Today’s post is from Krehl Stringer, pastor at New Salem Lutheran in Turtle River, MN. This is the second in a series on why and how to initiate celebrating a Season of Creation in worship.
A good place to begin planning a Season of Creation is with a 4-, 5-, or 6-week series of lectionary readings—there are a variety of 3-year lectionaries to choose from. The period from September 1 (the beginning of “Creation Time” in the Eastern Orthodox tradition) to October 4 (the Feast of St. Francis in the Roman Catholic (western) tradition) has become the ecumenical standard for introducing a Season of Creation into the church year. Local conditions, however, may indicate a better timeframe, or a congregation might select individual Sundays throughout the year. Themes on Sundays during creation time draw worshipers’ attention to various domains or aspects of creation (e.g., planet earth, wilderness, humanity, river, and world communion). At New Salem we have also added in an “Advocacy Sunday” each year to amplify particular callings for eco-justice (e.g., Fire/Energy Stewardship, Food/Water Security, and Sustainability).
There are many places online to access free worship resources for planning a Season of Creation. To start, check out Lutherans Restoring Creation, Let All Creation Praise , and Season of Creation. Calls to worship, hymns, blessings, lectionaries, preaching commentaries, prayers, artwork, videos, and much more will ignite that spark of creativity in pastors and other worship planners to invite all of creation into worship and praise of God the Creator, Healer, and Sustainer of life.
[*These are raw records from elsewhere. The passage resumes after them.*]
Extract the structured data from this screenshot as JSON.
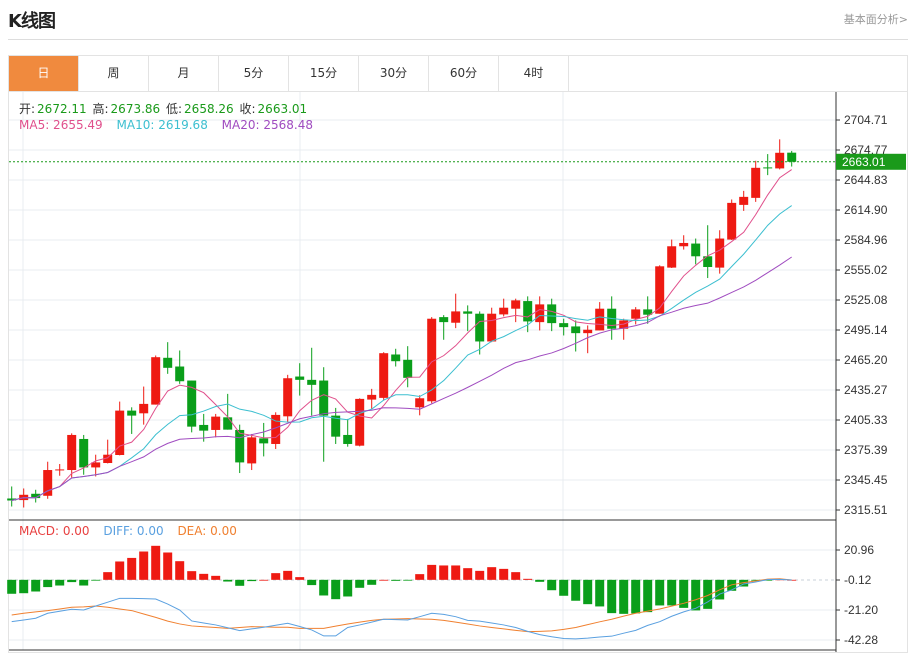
{
  "header": {
    "title": "K线图",
    "more_link": "基本面分析>"
  },
  "tabs": [
    {
      "label": "日",
      "active": true
    },
    {
      "label": "周"
    },
    {
      "label": "月"
    },
    {
      "label": "5分"
    },
    {
      "label": "15分"
    },
    {
      "label": "30分"
    },
    {
      "label": "60分"
    },
    {
      "label": "4时"
    }
  ],
  "ohlc_legend": {
    "open_label": "开:",
    "open": "2672.11",
    "high_label": "高:",
    "high": "2673.86",
    "low_label": "低:",
    "low": "2658.26",
    "close_label": "收:",
    "close": "2663.01"
  },
  "ma_legend": {
    "ma5": "MA5: 2655.49",
    "ma10": "MA10: 2619.68",
    "ma20": "MA20: 2568.48"
  },
  "macd_legend": {
    "macd": "MACD: 0.00",
    "diff": "DIFF: 0.00",
    "dea": "DEA: 0.00"
  },
  "colors": {
    "up": "#ee1a12",
    "down": "#0a9e1a",
    "ma5": "#e0508c",
    "ma10": "#3cbfd0",
    "ma20": "#a04cc0",
    "macd": "#e84040",
    "diff": "#5aa0e0",
    "dea": "#f08030",
    "accent": "#f08a3e",
    "price_line": "#1a9a1a"
  },
  "chart_data": [
    {
      "type": "candlestick",
      "price_axis": {
        "ticks": [
          "2704.71",
          "2674.77",
          "2644.83",
          "2614.90",
          "2584.96",
          "2555.02",
          "2525.08",
          "2495.14",
          "2465.20",
          "2435.27",
          "2405.33",
          "2375.39",
          "2345.45",
          "2315.51"
        ],
        "range": [
          2315.51,
          2704.71
        ],
        "position": "right",
        "grid": true
      },
      "current_price": "2663.01",
      "moving_averages": [
        "MA5",
        "MA10",
        "MA20"
      ],
      "candles": [
        [
          2327,
          2339,
          2319,
          2325
        ],
        [
          2325.4,
          2337,
          2318,
          2330.7
        ],
        [
          2331.7,
          2335.7,
          2323,
          2327.4
        ],
        [
          2329.7,
          2363.7,
          2326.7,
          2355.4
        ],
        [
          2355,
          2361.4,
          2349.7,
          2356
        ],
        [
          2355.4,
          2392,
          2348,
          2390.4
        ],
        [
          2386.4,
          2390.4,
          2350.7,
          2358
        ],
        [
          2358,
          2370.7,
          2349,
          2363
        ],
        [
          2362.4,
          2385.7,
          2362,
          2370.7
        ],
        [
          2370.4,
          2423.7,
          2370,
          2414.7
        ],
        [
          2414.7,
          2418,
          2391.4,
          2409.7
        ],
        [
          2412,
          2438.7,
          2400.7,
          2421.4
        ],
        [
          2420.7,
          2469.7,
          2420.7,
          2468
        ],
        [
          2467.4,
          2483,
          2451.4,
          2457.4
        ],
        [
          2458.7,
          2474.7,
          2441.4,
          2444
        ],
        [
          2444.7,
          2444.7,
          2393,
          2398.7
        ],
        [
          2400.4,
          2411.4,
          2383.7,
          2394.7
        ],
        [
          2395.4,
          2411.4,
          2388,
          2408.7
        ],
        [
          2408,
          2431.4,
          2395.7,
          2395.7
        ],
        [
          2395.4,
          2400.7,
          2352.4,
          2363
        ],
        [
          2362,
          2391.4,
          2355.4,
          2388
        ],
        [
          2387,
          2402.4,
          2369,
          2382
        ],
        [
          2381.4,
          2413,
          2376.4,
          2410.4
        ],
        [
          2409,
          2450.4,
          2403,
          2447
        ],
        [
          2448.7,
          2462,
          2429.7,
          2445.4
        ],
        [
          2445.4,
          2477.4,
          2409.7,
          2440.4
        ],
        [
          2444.7,
          2458,
          2363.7,
          2409.7
        ],
        [
          2409.7,
          2417.4,
          2381.4,
          2388.7
        ],
        [
          2390.4,
          2406.4,
          2378.7,
          2381.4
        ],
        [
          2379.7,
          2427,
          2379,
          2426.4
        ],
        [
          2425.7,
          2436.4,
          2416.4,
          2430.4
        ],
        [
          2427.4,
          2473,
          2424.7,
          2472
        ],
        [
          2470.7,
          2476.4,
          2458.7,
          2464
        ],
        [
          2465.4,
          2479,
          2438,
          2447.4
        ],
        [
          2418,
          2430,
          2410,
          2427
        ],
        [
          2424,
          2508,
          2422,
          2506.4
        ],
        [
          2508,
          2510,
          2485.4,
          2503
        ],
        [
          2502.4,
          2531.4,
          2497,
          2513.7
        ],
        [
          2513.7,
          2519.7,
          2494,
          2511.4
        ],
        [
          2511.4,
          2513.7,
          2470.7,
          2483.7
        ],
        [
          2483.7,
          2517.4,
          2483,
          2511.4
        ],
        [
          2510.7,
          2526.4,
          2508.7,
          2517.4
        ],
        [
          2516.4,
          2526.4,
          2503,
          2524.7
        ],
        [
          2524,
          2528.7,
          2493,
          2503.7
        ],
        [
          2503,
          2528.7,
          2494.7,
          2520.7
        ],
        [
          2520.7,
          2526.4,
          2494,
          2502
        ],
        [
          2502,
          2506.4,
          2489.7,
          2498
        ],
        [
          2498.7,
          2504.7,
          2473.7,
          2492
        ],
        [
          2492,
          2499.7,
          2472,
          2495.4
        ],
        [
          2494.7,
          2523,
          2494.7,
          2516.4
        ],
        [
          2516.4,
          2528.7,
          2485.4,
          2496.4
        ],
        [
          2496.4,
          2506.4,
          2485.4,
          2504.7
        ],
        [
          2506.4,
          2518,
          2500.7,
          2515.7
        ],
        [
          2515.7,
          2528.7,
          2501.4,
          2510.4
        ],
        [
          2511.4,
          2559.7,
          2511.4,
          2558.7
        ],
        [
          2557.4,
          2585.4,
          2557,
          2578.7
        ],
        [
          2578.7,
          2589.7,
          2575.4,
          2582
        ],
        [
          2581.4,
          2586.4,
          2560.7,
          2568.7
        ],
        [
          2568.7,
          2599.7,
          2547,
          2558
        ],
        [
          2557.4,
          2594.7,
          2551.4,
          2586.4
        ],
        [
          2585.4,
          2625.4,
          2585,
          2622
        ],
        [
          2620,
          2634,
          2614,
          2628
        ],
        [
          2627,
          2664,
          2623,
          2657
        ],
        [
          2657.4,
          2670.7,
          2649.7,
          2656.4
        ],
        [
          2656.4,
          2685.4,
          2655.4,
          2672
        ],
        [
          2672.11,
          2673.86,
          2658.26,
          2663.01
        ]
      ]
    },
    {
      "type": "macd",
      "axis": {
        "ticks": [
          "20.96",
          "-0.12",
          "-21.20",
          "-42.28"
        ],
        "range": [
          -42.28,
          20.96
        ],
        "position": "right",
        "grid": true
      },
      "macd": [
        -9.8,
        -9.4,
        -8.2,
        -5.1,
        -4.0,
        -1.6,
        -4.0,
        -0.3,
        5.4,
        12.9,
        15.4,
        19.9,
        23.9,
        19.2,
        13.1,
        6.1,
        4.2,
        2.8,
        -1.2,
        -4.2,
        -0.9,
        0,
        4.7,
        6.3,
        1.9,
        -3.7,
        -11.0,
        -13.6,
        -11.7,
        -5.6,
        -3.5,
        0,
        -0.7,
        -0.5,
        4.0,
        10.5,
        10.1,
        10.1,
        8.2,
        6.3,
        8.9,
        7.7,
        5.4,
        0.7,
        -1.4,
        -7.3,
        -11.2,
        -14.7,
        -17.1,
        -18.7,
        -23.4,
        -23.9,
        -23.6,
        -22.7,
        -18.0,
        -18.0,
        -19.7,
        -21.5,
        -20.4,
        -13.8,
        -7.7,
        -4.7,
        -0.5,
        -0.2,
        0.3,
        0
      ],
      "diff": [
        -29.4,
        -28.2,
        -27.0,
        -23.5,
        -22.1,
        -20.7,
        -21.2,
        -18.4,
        -15.7,
        -13.0,
        -13.0,
        -13.2,
        -13.5,
        -17,
        -21.2,
        -28.9,
        -30.3,
        -31.7,
        -33.7,
        -35.7,
        -34.5,
        -33.3,
        -31.9,
        -30.5,
        -32.8,
        -35.2,
        -39.4,
        -39.4,
        -33.5,
        -31.7,
        -29.7,
        -27.7,
        -28,
        -28.2,
        -25.9,
        -23.5,
        -24.3,
        -25.9,
        -28.5,
        -29,
        -30.3,
        -31.7,
        -33.5,
        -36.2,
        -38.5,
        -40,
        -41.2,
        -41.5,
        -41,
        -40.2,
        -39.6,
        -37.5,
        -35.5,
        -32,
        -29.4,
        -25.6,
        -22.5,
        -20.0,
        -15.5,
        -10,
        -7.1,
        -2.9,
        -1.5,
        0.2,
        0.35,
        -0.12
      ],
      "dea": [
        -24.7,
        -23.5,
        -22.5,
        -21.6,
        -20.5,
        -19.3,
        -19,
        -18.4,
        -19.3,
        -20.5,
        -21.6,
        -24,
        -26.4,
        -29,
        -31.0,
        -32.4,
        -33,
        -33.5,
        -34.1,
        -33.5,
        -32.9,
        -33.1,
        -33.3,
        -33.3,
        -34.1,
        -34.1,
        -34.1,
        -32.5,
        -31,
        -29.7,
        -28.5,
        -27.7,
        -27.5,
        -27.3,
        -27.5,
        -27.7,
        -28.5,
        -29.7,
        -31,
        -32.4,
        -33.5,
        -34.5,
        -35.5,
        -36.4,
        -36.2,
        -35.9,
        -34.8,
        -33.5,
        -31.5,
        -29.5,
        -27.7,
        -25.5,
        -23.5,
        -22,
        -20.5,
        -18.5,
        -16.5,
        -14,
        -11,
        -7,
        -3.5,
        -2.0,
        -0.8,
        0.5,
        0.8,
        -0.12
      ]
    }
  ]
}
Interspersed throughout this blogpost are several pictures from churches where we have celebrated a Season of Creation. The idea is that a congregation would get to know the environment in which they have been planted, then develop a multi-faceted Season of Creation that reflects the local character of that context. For example, in northern Minnesota in the fall, the tamarack trees burst into a bright golden yellow. So our church adopted tamarack yellow as the color for our Season of Creation; paraments, stoles, and banners were beautifully crafted. The night sky of rural northern Minnesota is spectacular, so during the week of Cosmos Sunday, we hosted a couple star parties open to the public. The Saturday before Fauna Sunday, we held an annual Blessing of the Animals ceremony. One year, we invited parishioners to contribute to a progressive Season of Creation Art Gallery that by the end of the season had photos, paintings, sculpture, fiber arts, and mixed-media on display. Special guests were often invited to preach or give a presentation after worship on various themes; opportunities were promoted for learning more about community supported agriculture, local recycling programs, political lobbying efforts, bird watching, prayer hikes, and so much more.
For any congregation, engaging a Season of Creation can be a profoundly revitalizing (and exciting!) experience for all generations in discovering how, “in Christ, there is a new creation [to explore and celebrate]: everything old has passed away; see, everything has become new!” (2Cor. 5:17)
It would be a great joy for me to hear from you your stories of celebrating a Season of Creation in your place of worship. You can reach me by email at firstname.lastname@example.org.